It goes without saying that all parents struggle with getting kids to clean up after themselves. I thought I had it all worked out in the beginning; label boxes, show them where to put their toys, sing the clean up song, do it together, etc. etc. My patience was stretched to the limit with this one and I often asked myself, "What am I doing wrong?"
One day as I was once again showing the children how to clean up their toys by putting them in appropriate labeled boxes I became exasperated and said, "Look, I don't care what box you put them in, just get them
off the floor when you're done playing with them!" I then proceeded to scoop up what seemed like a thousand little plastic toy figurines, Lego's and other bits of craziness and dumped it all into a big bin. My 4 year old son looked up at me with big wide eyes and said, "But why do we have to do that Mommy? We like them on the floor because we can find them easier for the next time." His 3 year old sister was nodding her head in agreement.
Can you see me pulling my hair out?! Why can't they understand the value of being clean, tidy and organized? I'm not the most organized person myself, but I do admire those who are. I feel better in a clean house so why don't my children? I wracked my brain to answer these questions and find the way to appeal to their common sense. Unfortunately, a child's common sense is different from an adults, that's why they need our help to learn & grow.
Let me preface this next part by saying that some children are naturally by personality more prone to keeping things clean and tidy, and some are the opposite. Also, although the goal is to learn before 10, you will most likely need to keep reinforcing this lesson until they leave home. In the end I found that there are 6 methods that worked well for me:
- Simple explanations: "We pick up toys so people wont hurt their feet." (No discussion)
- Break it down into smaller tasks when they're young.
- Praise each attempt at keeping anything clean and tidy.
- Let them "help you" with daily chores when they are very young (2 to 4), and as they get older assign tasks that they have mastered as "their job", but also ask them to help with other tasks.
- Don't segregate tasks by gender!
- Model the behavior & attitude you want your kids to have.
#5 - Gender association happens even if you don't intend for it to. Naturally, little girls want to be like their mom, and little boys want to be like their dad; nothing wrong with that. If dad does dishes and vacuums then it's more likely your boys won't mind learning those tasks as well.
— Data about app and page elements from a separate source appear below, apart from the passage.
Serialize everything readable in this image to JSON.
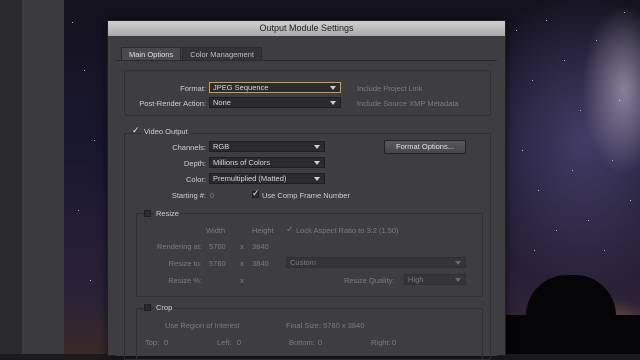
{
  "window": {
    "title": "Output Module Settings"
  },
  "tabs": [
    {
      "label": "Main Options",
      "active": true
    },
    {
      "label": "Color Management",
      "active": false
    }
  ],
  "format_section": {
    "format_label": "Format:",
    "format_value": "JPEG Sequence",
    "post_render_label": "Post-Render Action:",
    "post_render_value": "None",
    "include_project_link": "Include Project Link",
    "include_xmp": "Include Source XMP Metadata"
  },
  "video_output": {
    "label": "Video Output",
    "checked": true,
    "channels_label": "Channels:",
    "channels_value": "RGB",
    "depth_label": "Depth:",
    "depth_value": "Millions of Colors",
    "color_label": "Color:",
    "color_value": "Premultiplied (Matted)",
    "starting_label": "Starting #:",
    "starting_value": "0",
    "use_comp_frame": "Use Comp Frame Number",
    "format_options_button": "Format Options..."
  },
  "resize": {
    "label": "Resize",
    "width_header": "Width",
    "height_header": "Height",
    "lock_aspect": "Lock Aspect Ratio to 3:2 (1.50)",
    "rendering_at_label": "Rendering at:",
    "rendering_w": "5760",
    "rendering_x": "x",
    "rendering_h": "3840",
    "resize_to_label": "Resize to:",
    "resize_w": "5760",
    "resize_x": "x",
    "resize_h": "3840",
    "preset_value": "Custom",
    "resize_pct_label": "Resize %:",
    "resize_pct_x": "x",
    "quality_label": "Resize Quality:",
    "quality_value": "High"
  },
  "crop": {
    "label": "Crop",
    "use_roi": "Use Region of Interest",
    "final_size": "Final Size: 5760 x 3840",
    "top_label": "Top:",
    "top_value": "0",
    "left_label": "Left:",
    "left_value": "0",
    "bottom_label": "Bottom:",
    "bottom_value": "0",
    "right_label": "Right:",
    "right_value": "0"
  }
}
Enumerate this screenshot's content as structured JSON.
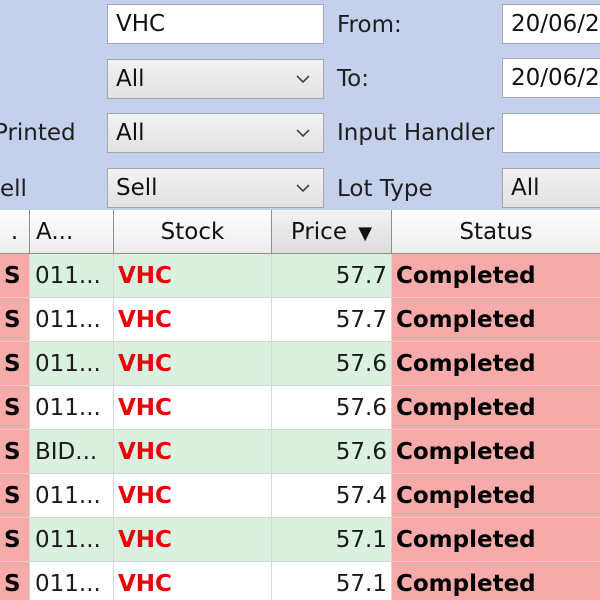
{
  "filters": {
    "symbol_value": "VHC",
    "from_label": "From:",
    "from_value": "20/06/2",
    "to_label": "To:",
    "to_value": "20/06/2",
    "row2_combo_value": "All",
    "printed_label": "Printed",
    "printed_value": "All",
    "input_handler_label": "Input Handler",
    "input_handler_value": "",
    "side_label": "ell",
    "side_value": "Sell",
    "lot_type_label": "Lot Type",
    "lot_type_value": "All"
  },
  "grid": {
    "columns": {
      "side": ".",
      "account": "A...",
      "stock": "Stock",
      "price": "Price",
      "price_sort_icon": "sort-descending-icon",
      "price_sort_glyph": "▼",
      "status": "Status"
    },
    "rows": [
      {
        "side": "S",
        "account": "011...",
        "stock": "VHC",
        "price": "57.7",
        "status": "Completed"
      },
      {
        "side": "S",
        "account": "011...",
        "stock": "VHC",
        "price": "57.7",
        "status": "Completed"
      },
      {
        "side": "S",
        "account": "011...",
        "stock": "VHC",
        "price": "57.6",
        "status": "Completed"
      },
      {
        "side": "S",
        "account": "011...",
        "stock": "VHC",
        "price": "57.6",
        "status": "Completed"
      },
      {
        "side": "S",
        "account": "BID...",
        "stock": "VHC",
        "price": "57.6",
        "status": "Completed"
      },
      {
        "side": "S",
        "account": "011...",
        "stock": "VHC",
        "price": "57.4",
        "status": "Completed"
      },
      {
        "side": "S",
        "account": "011...",
        "stock": "VHC",
        "price": "57.1",
        "status": "Completed"
      },
      {
        "side": "S",
        "account": "011...",
        "stock": "VHC",
        "price": "57.1",
        "status": "Completed"
      }
    ]
  },
  "colors": {
    "panel_bg": "#c5d0ec",
    "sell_status_bg": "#f6aaa9",
    "alt_row_bg": "#d9f1de",
    "stock_text": "#e8000b"
  }
}
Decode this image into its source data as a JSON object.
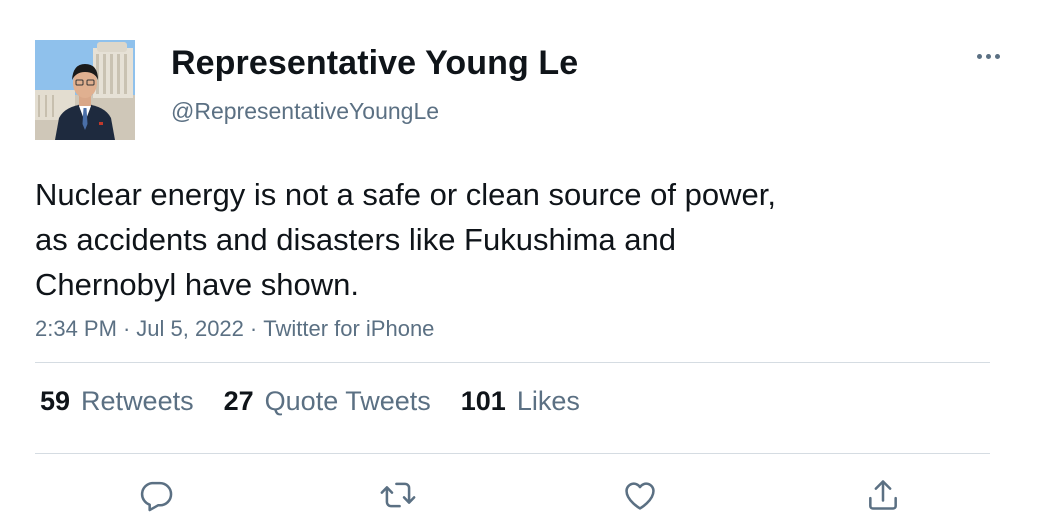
{
  "author": {
    "display_name": "Representative Young Le",
    "handle": "@RepresentativeYoungLe",
    "avatar_icon": "profile-photo"
  },
  "tweet": {
    "text_lines": [
      "Nuclear energy is not a safe or clean source of power,",
      "as accidents and disasters like Fukushima and",
      "Chernobyl have shown."
    ],
    "time": "2:34 PM",
    "date": "Jul 5, 2022",
    "source": "Twitter for iPhone",
    "separator": "·"
  },
  "stats": {
    "retweets": {
      "count": "59",
      "label": "Retweets"
    },
    "quote_tweets": {
      "count": "27",
      "label": "Quote Tweets"
    },
    "likes": {
      "count": "101",
      "label": "Likes"
    }
  },
  "actions": [
    "reply-icon",
    "retweet-icon",
    "like-icon",
    "share-icon"
  ],
  "colors": {
    "text": "#0f1419",
    "secondary": "#5b7083",
    "divider": "#d5dce2",
    "background": "#ffffff"
  }
}
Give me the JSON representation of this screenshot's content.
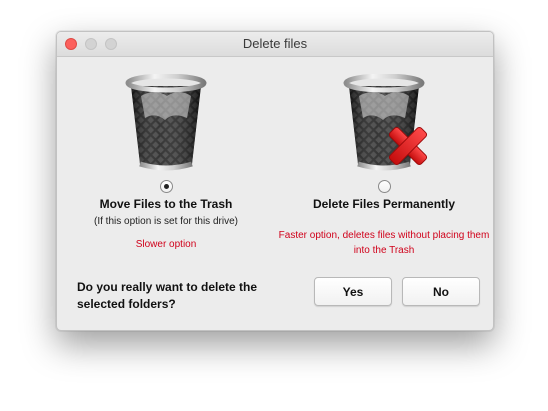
{
  "window": {
    "title": "Delete files"
  },
  "options": [
    {
      "title": "Move Files to the Trash",
      "subtitle": "(If this option is set for this drive)",
      "note": "Slower option",
      "selected": true,
      "icon": "trash-bin-icon"
    },
    {
      "title": "Delete Files Permanently",
      "subtitle": "",
      "note": "Faster option, deletes files without placing them into the Trash",
      "selected": false,
      "icon": "trash-bin-delete-icon"
    }
  ],
  "prompt": {
    "question": "Do you really want to delete the selected folders?"
  },
  "buttons": {
    "yes_label": "Yes",
    "no_label": "No"
  },
  "colors": {
    "note_text": "#d0021b",
    "close_button": "#fc605c",
    "delete_mark": "#e01e1e"
  }
}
If boys & girls grow up seeing that mom does all the housework and dad does all the yard work, they will most likely imitate this behavior unless you actively train & encourage them (or pay them) to learn the other tasks. A home will run more smoothly and easily if everyone can pitch in without much gender bias. If your son can learn to do his laundry, wash dishes and clean the bathroom he'll be better prepared for living on his own, and his future wife will thank you. Your daughter will also be inclined to find a better companion if she expects a man to be able to take care of himself, and she doesn't feel like she "needs" a man to take care of her. That doesn't mean we can't help each other, on the contrary, we can understand how to help others better the more self-sufficient we are.
#4 - It's often easier to do a job yourself than to teach or allow someone less capable to do it. However, as a parent it's our job to teach and allow our kids to keep trying. When children are very young they like to imitate their parents, so take advantage of this time period by helping them to develop good habits. Make it a natural part of your day, "It's floor sweeping time" and give them their own child sized tools. Let them sit on a stool and play with the bubbles in the sink while they learn to wash the dishes, even if it takes 2 hours and you have to redo a few dishes afterward. Enjoying cleaning tasks will help them develop a positive mindset toward cleaning in general.
#3 - It's too easy to be overwhelmed by the "big problem" and overlook the small efforts that were made toward solving the problem. Young children are small so their efforts will be small at first. Give them positive feedback like, "I love the way you've made your dresser top look so tidy & beautiful." Even if the rest of the room is a mess, the positive encouragement will spur them on to do more in the future. "You've done a great job dusting those shelves, now the whole living room looks better."
#2 - Because children are small and immature they will get overwhelmed by adult sized tasks. Teach a 4 year old how to clean the sink, not the whole bathroom. My 9 year old daughter once asked her father for help with cleaning her bedroom. He gave her some very good advise that she still uses today in her college dorm. He told her to divide the room into quarters and clean up one quarter each day. By doing that continuously she managed to start keeping her room clean most of the time.
#1 - With children of all ages simple and short explanations sink in and stick the best. Don't give them the opportunity to argue or philosophically discuss alternatives when there is a simple reason. "Washing hands helps stop the spread of germs", it's simple, matter of fact, unarguable. "Too much dust can cause allergies." "Bugs and rodents will move in if we don't keep the kitchen floor clean." It might help you as the parent to think up your unarguable reasons ahead of time so you can keep your cool and state them without any emotion. Appeal to their logical mind.
I hope some of these tidbits of experience have given you some helpful ideas. Please leave a comment letting other readers know how you've helped your children learn the value of cleanliness.